From the entries below, copy every line that has the word "亲爱的大冤种们".

┌─ Data for review

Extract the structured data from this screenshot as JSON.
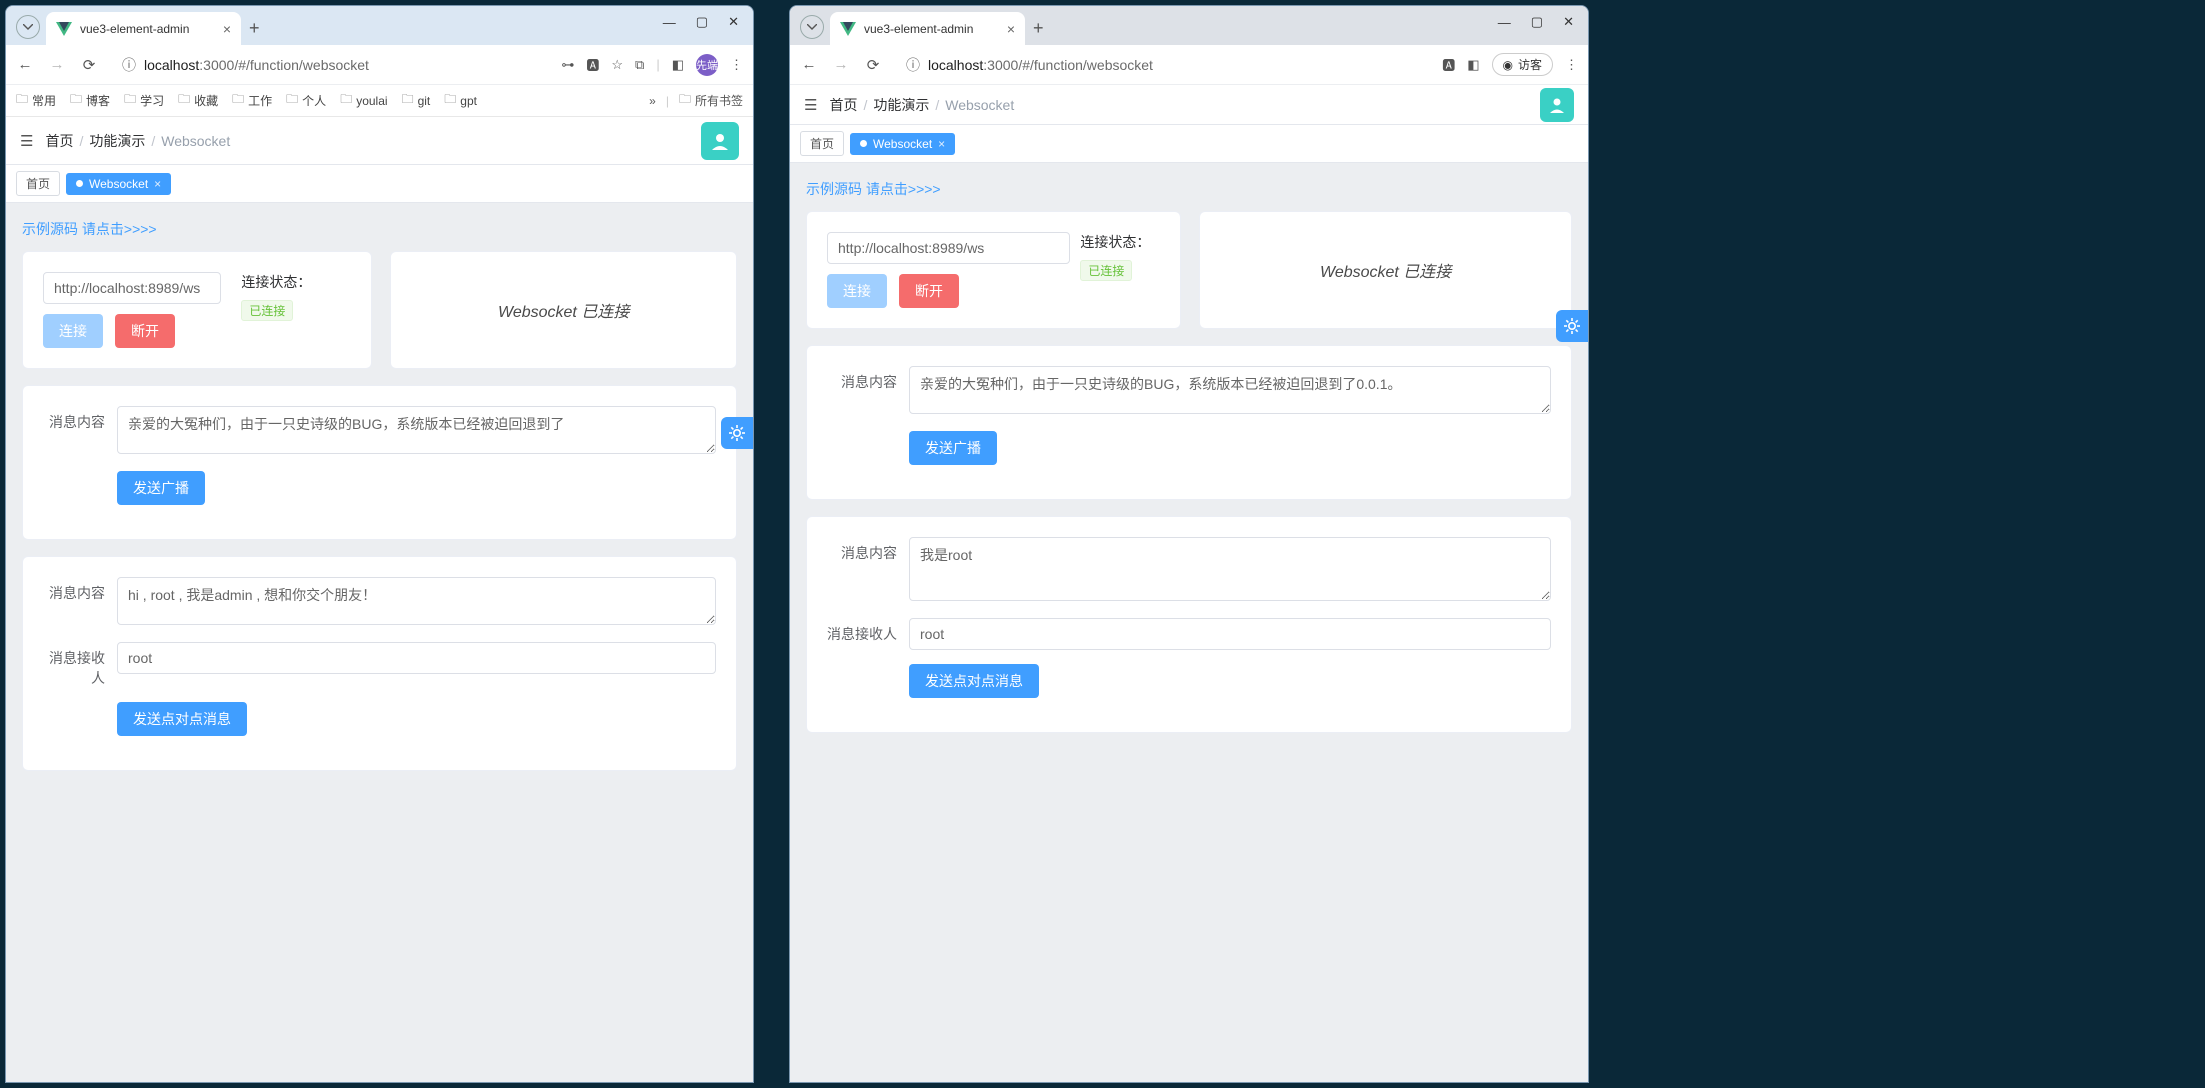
{
  "tab_title": "vue3-element-admin",
  "url_info_icon": "ⓘ",
  "url_host": "localhost",
  "url_port": ":3000",
  "url_path": "/#/function/websocket",
  "left": {
    "bookmarks": [
      "常用",
      "博客",
      "学习",
      "收藏",
      "工作",
      "个人",
      "youlai",
      "git",
      "gpt"
    ],
    "bookmarks_all": "所有书签",
    "breadcrumb": [
      "首页",
      "功能演示",
      "Websocket"
    ],
    "tabs": {
      "home": "首页",
      "ws": "Websocket"
    },
    "source_link": "示例源码 请点击>>>>",
    "ws_url": "http://localhost:8989/ws",
    "btn_connect": "连接",
    "btn_disconnect": "断开",
    "status_label": "连接状态：",
    "status_value": "已连接",
    "ws_status_text": "Websocket 已连接",
    "label_msg": "消息内容",
    "broadcast_value": "亲爱的大冤种们，由于一只史诗级的BUG，系统版本已经被迫回退到了",
    "btn_broadcast": "发送广播",
    "p2p_value": "hi , root , 我是admin , 想和你交个朋友！",
    "label_receiver": "消息接收人",
    "receiver_value": "root",
    "btn_p2p": "发送点对点消息",
    "profile_badge": "先端"
  },
  "right": {
    "guest_label": "访客",
    "breadcrumb": [
      "首页",
      "功能演示",
      "Websocket"
    ],
    "tabs": {
      "home": "首页",
      "ws": "Websocket"
    },
    "source_link": "示例源码 请点击>>>>",
    "ws_url": "http://localhost:8989/ws",
    "btn_connect": "连接",
    "btn_disconnect": "断开",
    "status_label": "连接状态：",
    "status_value": "已连接",
    "ws_status_text": "Websocket 已连接",
    "label_msg": "消息内容",
    "broadcast_value": "亲爱的大冤种们，由于一只史诗级的BUG，系统版本已经被迫回退到了0.0.1。",
    "btn_broadcast": "发送广播",
    "p2p_value": "我是root",
    "label_receiver": "消息接收人",
    "receiver_value": "root",
    "btn_p2p": "发送点对点消息"
  }
}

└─

> _Result below_:
    "broadcast_value": "亲爱的大冤种们，由于一只史诗级的BUG，系统版本已经被迫回退到了",
    "broadcast_value": "亲爱的大冤种们，由于一只史诗级的BUG，系统版本已经被迫回退到了0.0.1。",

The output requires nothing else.